The quickly growing popularity of mobile-based social networking combined with time-starved travelers makes it likely to be even more important in the year ahead.
For companies using the social web for service or reputation management, it’s critical to focus on these types of feedback. And given the real-time nature of the web, response time is critical.
But when looking at all of the tweets and social networking content in aggregate, hotel executives are also extracting valuable operational and marketing insight.
While it’s clear these individual pieces of feedback play an important role in customer service and reputation management, all this data together provides a rich source of business, market, and customer intelligence.
Reviews and social played a bigger role in search visibility
Generating business from the web is often very dependent on how easy your business is to find. Do you appear on the radar of travelers planning a trip to your destination?
For many consumers, search engines are the first stop on this travel planning process. Google research found that on average, every travel purchase is preceded by 2.5 hours of research time and dozens of unique queries.
This has been true for a while. What’s new is that now social activities affect search rankings and search content.
Building visibility and authority in social networks provides a benefit beyond that site…and into search results pages.
While many in the search marketing industry have guessed this for some time, last year we clearly saw social media affecting search engine results pages.
Bing integrated Facebook data as a way to personalize search results based on someone’s social network – such as links or content that friends have Liked. When a person’s friends have not shared any content related to a search, Bing will prioritize content that is popular with the Facebook community at large.
And while Google has been experimenting with social search for quite some time, this week it introduced a whole new approach to including social content – initially from Google Plus – in results pages.
Danny Sullivan of SearchEngineLand called this the "most radical transformation ever" of the Google algorithm in his detailed overview of the changes. On TechCrunch, Jason Kincaid explained why he thinks there are bigger changes afoot:
"This may not sound like a huge deal, but it’s foreshadowing a bigger change to come: Google is going to increasingly become a search engine for all of your stuff....
"The key, [product director Jack Menzel] says, is that Google is getting a lot better at figuring out when to incorporate this socially relevant data. They’re focusing on showing content not simply because your friend shared it — but because it might actually be helpful."
So both search positioning formulas and the very content showing up in those search results pages is changing based on activity in the social web.
Why exactly is search engine visibility important?

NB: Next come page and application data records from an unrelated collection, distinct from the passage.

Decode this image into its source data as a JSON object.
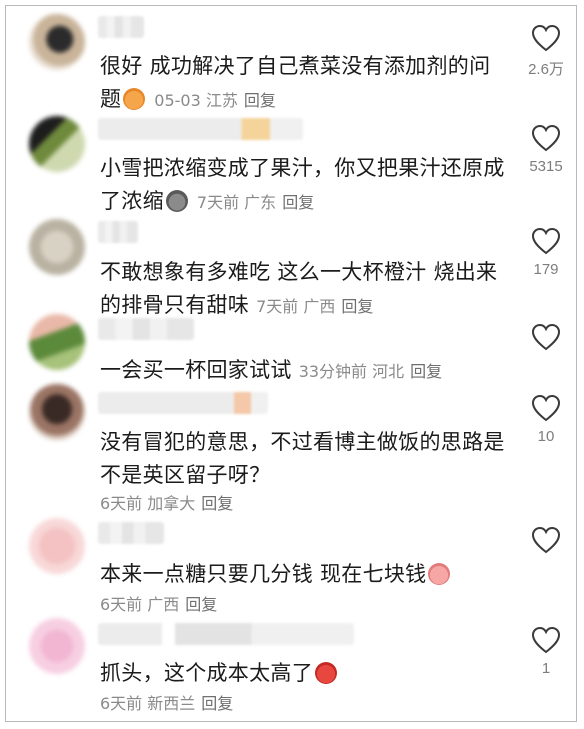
{
  "comments": [
    {
      "text": "很好 成功解决了自己煮菜没有添加剂的问题",
      "emoji": "grinning-mango-emoji",
      "time": "05-03",
      "location": "江苏",
      "reply": "回复",
      "likes": "2.6万"
    },
    {
      "text": "小雪把浓缩变成了果汁，你又把果汁还原成了浓缩",
      "emoji": "cat-emoji",
      "time": "7天前",
      "location": "广东",
      "reply": "回复",
      "likes": "5315"
    },
    {
      "text": "不敢想象有多难吃 这么一大杯橙汁 烧出来的排骨只有甜味",
      "emoji": "",
      "time": "7天前",
      "location": "广西",
      "reply": "回复",
      "likes": "179"
    },
    {
      "text": "一会买一杯回家试试",
      "emoji": "",
      "time": "33分钟前",
      "location": "河北",
      "reply": "回复",
      "likes": ""
    },
    {
      "text": "没有冒犯的意思，不过看博主做饭的思路是不是英区留子呀？",
      "emoji": "",
      "time": "6天前",
      "location": "加拿大",
      "reply": "回复",
      "likes": "10"
    },
    {
      "text": "本来一点糖只要几分钱 现在七块钱",
      "emoji": "surprised-pig-emoji",
      "time": "6天前",
      "location": "广西",
      "reply": "回复",
      "likes": ""
    },
    {
      "text": "抓头，这个成本太高了",
      "emoji": "angry-devil-emoji",
      "time": "6天前",
      "location": "新西兰",
      "reply": "回复",
      "likes": "1"
    }
  ]
}
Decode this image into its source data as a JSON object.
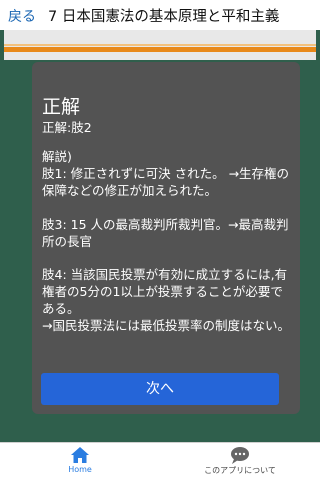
{
  "header": {
    "back_label": "戻る",
    "title": "7 日本国憲法の基本原理と平和主義"
  },
  "answer": {
    "title": "正解",
    "subtitle": "正解:肢2",
    "explanation": "解説)\n肢1: 修正されずに可決 された。 →生存権の保障などの修正が加えられた。\n\n肢3: 15 人の最高裁判所裁判官。→最高裁判所の長官\n\n肢4: 当該国民投票が有効に成立するには,有権者の5分の1以上が投票することが必要である。\n→国民投票法には最低投票率の制度はない。"
  },
  "next_button": {
    "label": "次へ"
  },
  "tabbar": {
    "home_label": "Home",
    "about_label": "このアプリについて"
  },
  "colors": {
    "accent": "#2565d8",
    "background": "#2f5f4c",
    "card": "#535353",
    "bar": "#e8891a"
  }
}
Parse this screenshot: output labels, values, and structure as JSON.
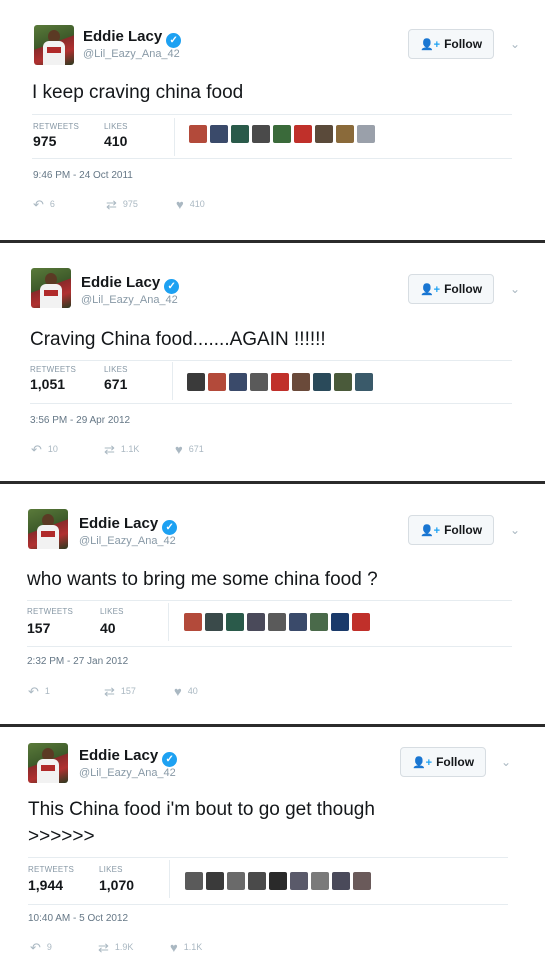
{
  "follow_label": "Follow",
  "tweets": [
    {
      "name": "Eddie Lacy",
      "handle": "@Lil_Eazy_Ana_42",
      "text": "I keep craving china food",
      "text2": "",
      "retweets_label": "RETWEETS",
      "likes_label": "LIKES",
      "retweets": "975",
      "likes": "410",
      "time": "9:46 PM - 24 Oct 2011",
      "reply_count": "6",
      "retweet_count": "975",
      "like_count": "410"
    },
    {
      "name": "Eddie Lacy",
      "handle": "@Lil_Eazy_Ana_42",
      "text": "Craving China food.......AGAIN !!!!!!",
      "text2": "",
      "retweets_label": "RETWEETS",
      "likes_label": "LIKES",
      "retweets": "1,051",
      "likes": "671",
      "time": "3:56 PM - 29 Apr 2012",
      "reply_count": "10",
      "retweet_count": "1.1K",
      "like_count": "671"
    },
    {
      "name": "Eddie Lacy",
      "handle": "@Lil_Eazy_Ana_42",
      "text": "who wants to bring me some china food ?",
      "text2": "",
      "retweets_label": "RETWEETS",
      "likes_label": "LIKES",
      "retweets": "157",
      "likes": "40",
      "time": "2:32 PM - 27 Jan 2012",
      "reply_count": "1",
      "retweet_count": "157",
      "like_count": "40"
    },
    {
      "name": "Eddie Lacy",
      "handle": "@Lil_Eazy_Ana_42",
      "text": "This China food i'm bout to go get though",
      "text2": ">>>>>>",
      "retweets_label": "RETWEETS",
      "likes_label": "LIKES",
      "retweets": "1,944",
      "likes": "1,070",
      "time": "10:40 AM - 5 Oct 2012",
      "reply_count": "9",
      "retweet_count": "1.9K",
      "like_count": "1.1K"
    }
  ],
  "icons": {
    "verified": "verified-check-icon",
    "follow": "add-user-icon",
    "caret": "chevron-down-icon",
    "reply": "reply-icon",
    "retweet": "retweet-icon",
    "like": "heart-icon"
  },
  "colors": {
    "accent": "#1da1f2",
    "muted": "#8899a6",
    "divider": "#2b2b2b"
  }
}
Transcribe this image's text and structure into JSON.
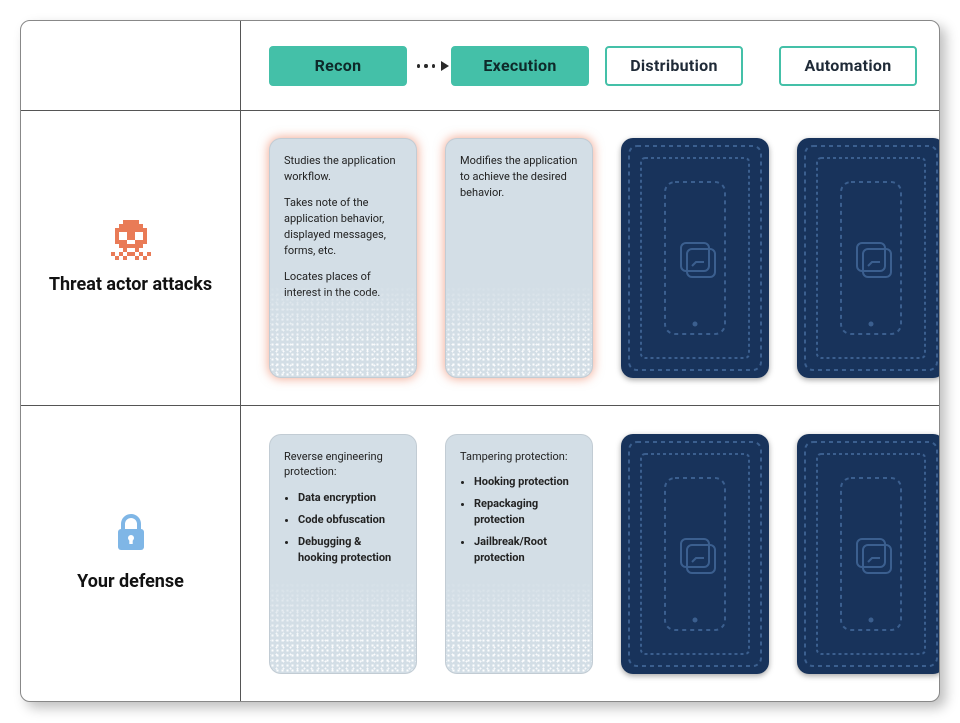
{
  "tabs": {
    "recon": "Recon",
    "execution": "Execution",
    "distribution": "Distribution",
    "automation": "Automation"
  },
  "rows": {
    "attacks_label": "Threat actor attacks",
    "defense_label": "Your defense"
  },
  "attacks": {
    "recon": {
      "p1": "Studies the application workflow.",
      "p2": "Takes note of the application behavior, displayed messages, forms, etc.",
      "p3": "Locates places of interest in the code."
    },
    "execution": {
      "p1": "Modifies the application to achieve the desired behavior."
    }
  },
  "defense": {
    "recon": {
      "title": "Reverse engineering protection:",
      "items": [
        "Data encryption",
        "Code obfuscation",
        "Debugging & hooking protection"
      ]
    },
    "execution": {
      "title": "Tampering protection:",
      "items": [
        "Hooking protection",
        "Repackaging protection",
        "Jailbreak/Root protection"
      ]
    }
  },
  "colors": {
    "accent": "#44c0a8",
    "card_back": "#18335b",
    "card_open": "#d3dee6",
    "skull": "#e97b57",
    "lock": "#7fb6e6"
  }
}
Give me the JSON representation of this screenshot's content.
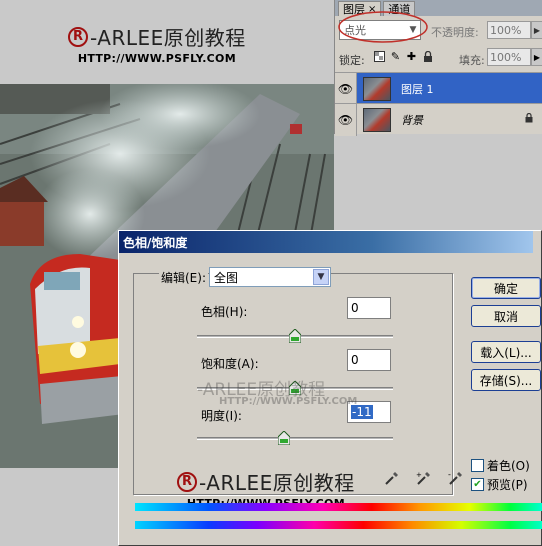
{
  "watermark": {
    "reg_symbol": "R",
    "name": "-ARLEE原创教程",
    "url": "HTTP://WWW.PSFLY.COM"
  },
  "layers_panel": {
    "tabs": [
      {
        "label": "图层",
        "close": "×"
      },
      {
        "label": "通道"
      }
    ],
    "blend_mode": "点光",
    "opacity_label": "不透明度:",
    "opacity_value": "100%",
    "lock_label": "锁定:",
    "fill_label": "填充:",
    "fill_value": "100%",
    "layers": [
      {
        "name": "图层 1",
        "selected": true
      },
      {
        "name": "背景",
        "selected": false,
        "locked": true
      }
    ]
  },
  "dialog": {
    "title": "色相/饱和度",
    "edit_label": "编辑(E):",
    "edit_value": "全图",
    "params": [
      {
        "label": "色相(H):",
        "value": "0",
        "level": 0
      },
      {
        "label": "饱和度(A):",
        "value": "0",
        "level": 0
      },
      {
        "label": "明度(I):",
        "value": "-11",
        "level": -11
      }
    ],
    "buttons": {
      "ok": "确定",
      "cancel": "取消",
      "load": "载入(L)...",
      "save": "存储(S)..."
    },
    "colorize": {
      "label": "着色(O)",
      "checked": false
    },
    "preview": {
      "label": "预览(P)",
      "checked": true
    }
  },
  "colors": {
    "selection": "#3163c5",
    "title_start": "#0a246a",
    "brand_red": "#a01010"
  }
}
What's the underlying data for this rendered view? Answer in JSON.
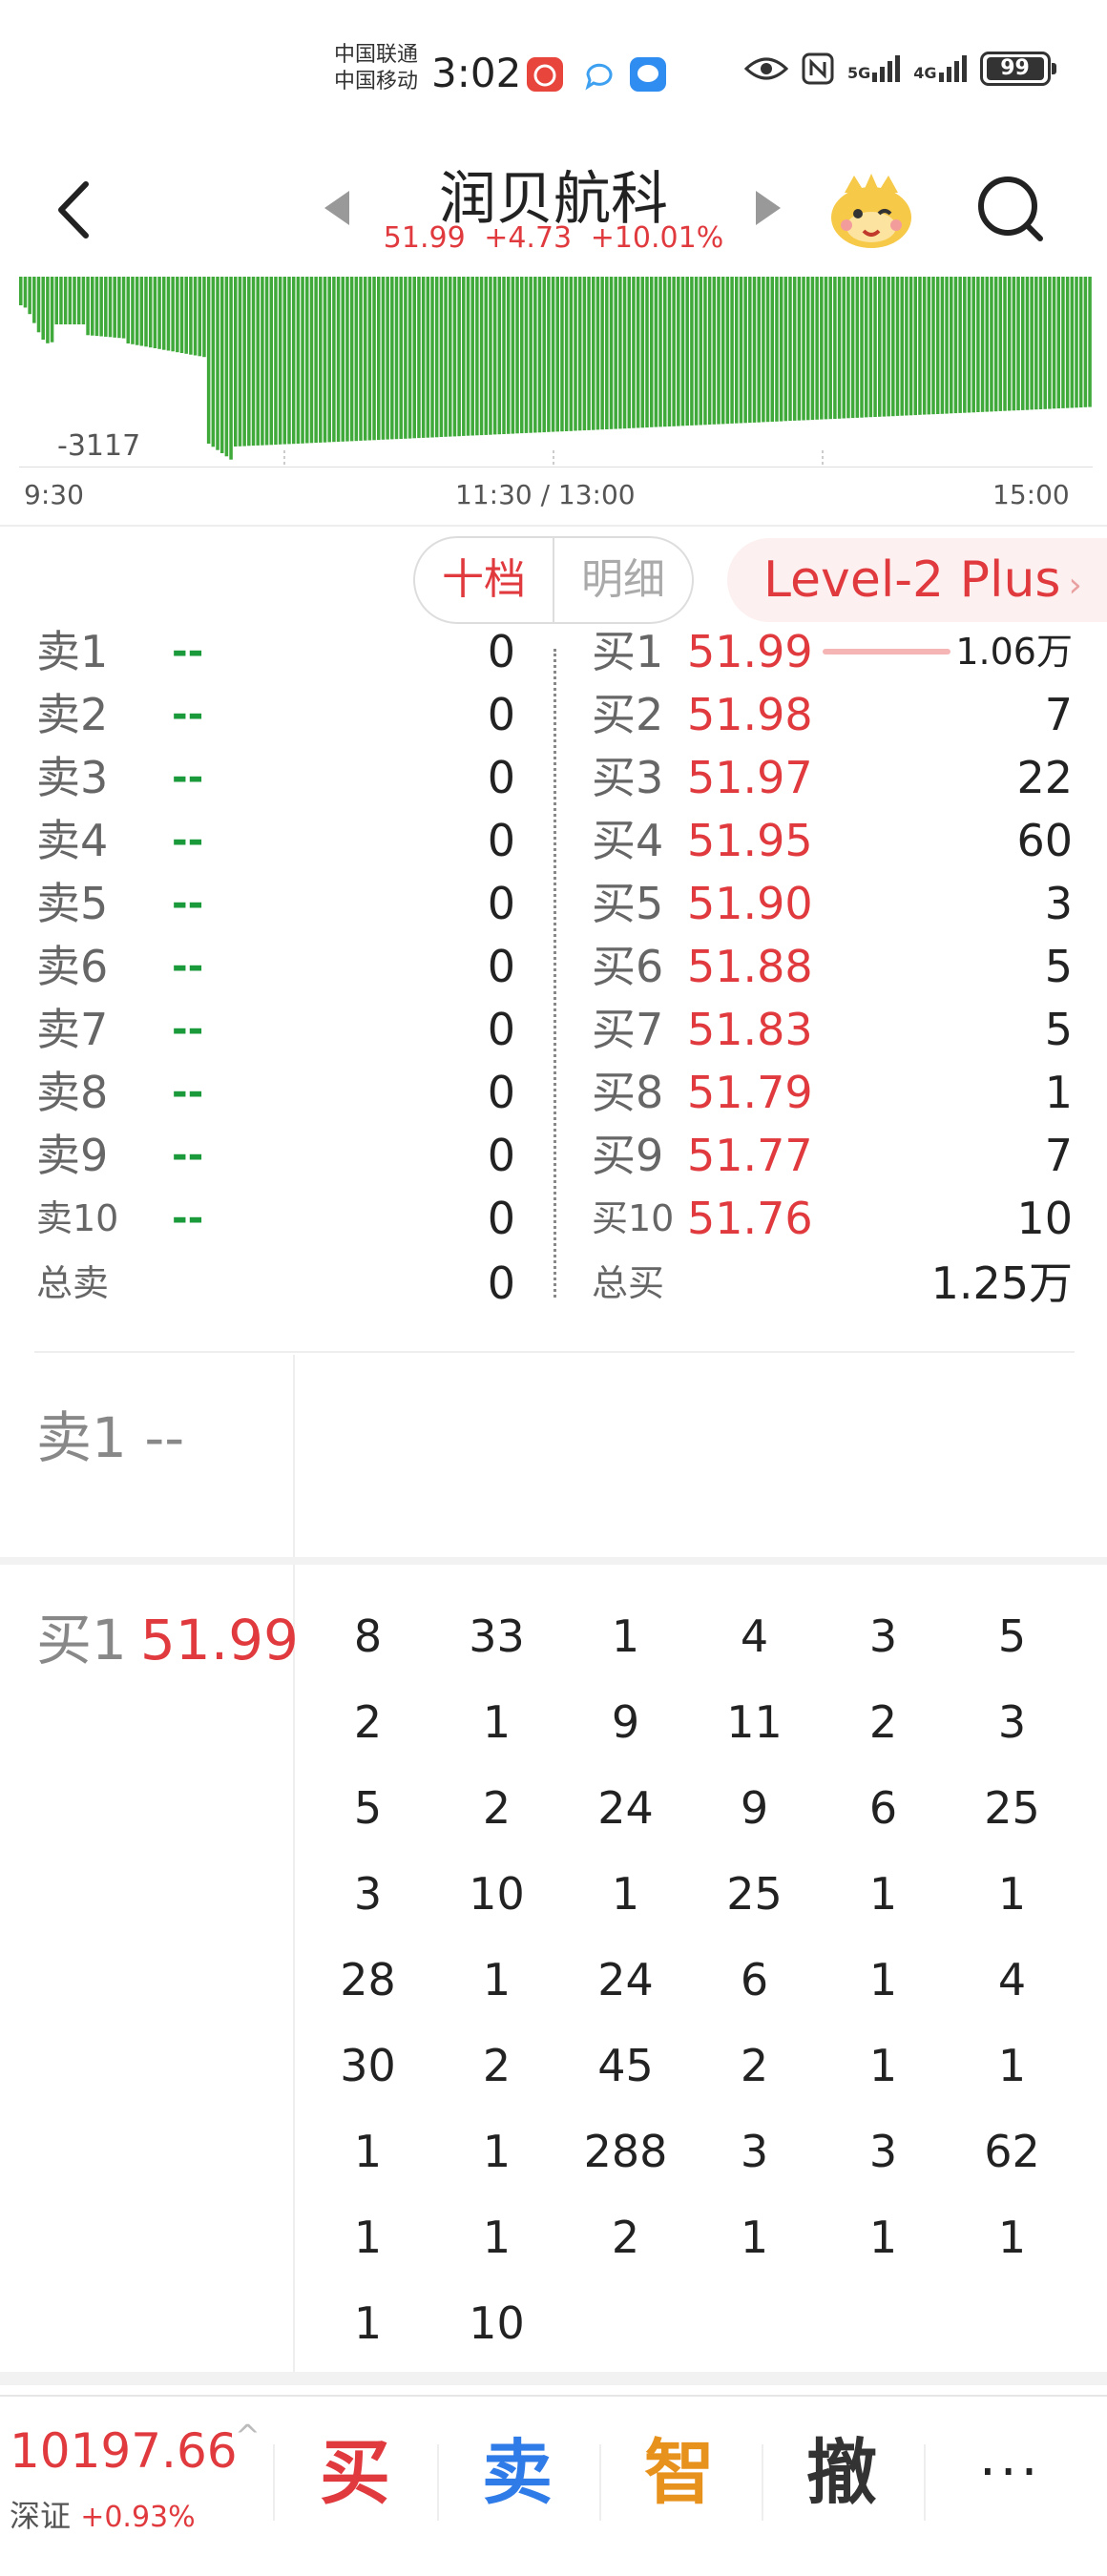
{
  "status_bar": {
    "carrier1": "中国联通",
    "carrier2": "中国移动",
    "time": "3:02",
    "net1": "5G",
    "net2": "4G",
    "battery": "99"
  },
  "header": {
    "title": "润贝航科",
    "price": "51.99",
    "change": "+4.73",
    "change_pct": "+10.01%"
  },
  "chart": {
    "min_label": "-3117",
    "time_start": "9:30",
    "time_mid": "11:30 / 13:00",
    "time_end": "15:00",
    "bar_color": "#3fa93a"
  },
  "tabs": {
    "tab1": "十档",
    "tab2": "明细",
    "level2": "Level-2 Plus"
  },
  "order_book": {
    "sells": [
      {
        "label": "卖1",
        "price": "--",
        "vol": "0"
      },
      {
        "label": "卖2",
        "price": "--",
        "vol": "0"
      },
      {
        "label": "卖3",
        "price": "--",
        "vol": "0"
      },
      {
        "label": "卖4",
        "price": "--",
        "vol": "0"
      },
      {
        "label": "卖5",
        "price": "--",
        "vol": "0"
      },
      {
        "label": "卖6",
        "price": "--",
        "vol": "0"
      },
      {
        "label": "卖7",
        "price": "--",
        "vol": "0"
      },
      {
        "label": "卖8",
        "price": "--",
        "vol": "0"
      },
      {
        "label": "卖9",
        "price": "--",
        "vol": "0"
      },
      {
        "label": "卖10",
        "price": "--",
        "vol": "0"
      }
    ],
    "buys": [
      {
        "label": "买1",
        "price": "51.99",
        "vol": "1.06万"
      },
      {
        "label": "买2",
        "price": "51.98",
        "vol": "7"
      },
      {
        "label": "买3",
        "price": "51.97",
        "vol": "22"
      },
      {
        "label": "买4",
        "price": "51.95",
        "vol": "60"
      },
      {
        "label": "买5",
        "price": "51.90",
        "vol": "3"
      },
      {
        "label": "买6",
        "price": "51.88",
        "vol": "5"
      },
      {
        "label": "买7",
        "price": "51.83",
        "vol": "5"
      },
      {
        "label": "买8",
        "price": "51.79",
        "vol": "1"
      },
      {
        "label": "买9",
        "price": "51.77",
        "vol": "7"
      },
      {
        "label": "买10",
        "price": "51.76",
        "vol": "10"
      }
    ],
    "total_sell_label": "总卖",
    "total_sell": "0",
    "total_buy_label": "总买",
    "total_buy": "1.25万"
  },
  "queue": {
    "sell1_label": "卖1 --",
    "buy1_label": "买1",
    "buy1_price": "51.99",
    "orders": [
      "8",
      "33",
      "1",
      "4",
      "3",
      "5",
      "2",
      "1",
      "9",
      "11",
      "2",
      "3",
      "5",
      "2",
      "24",
      "9",
      "6",
      "25",
      "3",
      "10",
      "1",
      "25",
      "1",
      "1",
      "28",
      "1",
      "24",
      "6",
      "1",
      "4",
      "30",
      "2",
      "45",
      "2",
      "1",
      "1",
      "1",
      "1",
      "288",
      "3",
      "3",
      "62",
      "1",
      "1",
      "2",
      "1",
      "1",
      "1",
      "1",
      "10"
    ]
  },
  "bottom_bar": {
    "index_value": "10197.66",
    "index_name": "深证",
    "index_change": "+0.93%",
    "buy": "买",
    "sell": "卖",
    "smart": "智",
    "cancel": "撤",
    "more": "···"
  }
}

As mentioned above, web search plays a central role in the travel planning and purchase process. Each of these searches is an opportunity to introduce your brand….if people see your website. A few statistics from Hubspot to remember about the importance of ranking well in search results pages:
- The top 3 results get 79% of the total clicks
- Only 3% of searchers go beyond the first page of results pages
Clearly, your placement in search results plays a disproportionate role in website traffic they will receive. If your websites are not near the top of page one of a search results page, the website is practically invisible to potential guests.
The key takeaway here is to invest in building your social media presence and cultivating as many online customer reviews as you can to increase your ranking and drive more website traffic.
Encourage customers to review you on Google Places and any other review websites they participate in. Also, make it easy for people to share content about your hotels on the social web.
From Google Plus to Pinterest, people are looking for material to post – so make this easy for them.
In the next and final part of this series, we’ll look at international marketing, location-based services, branding, and other big-picture ideas.
NB:Image via Shutterstock.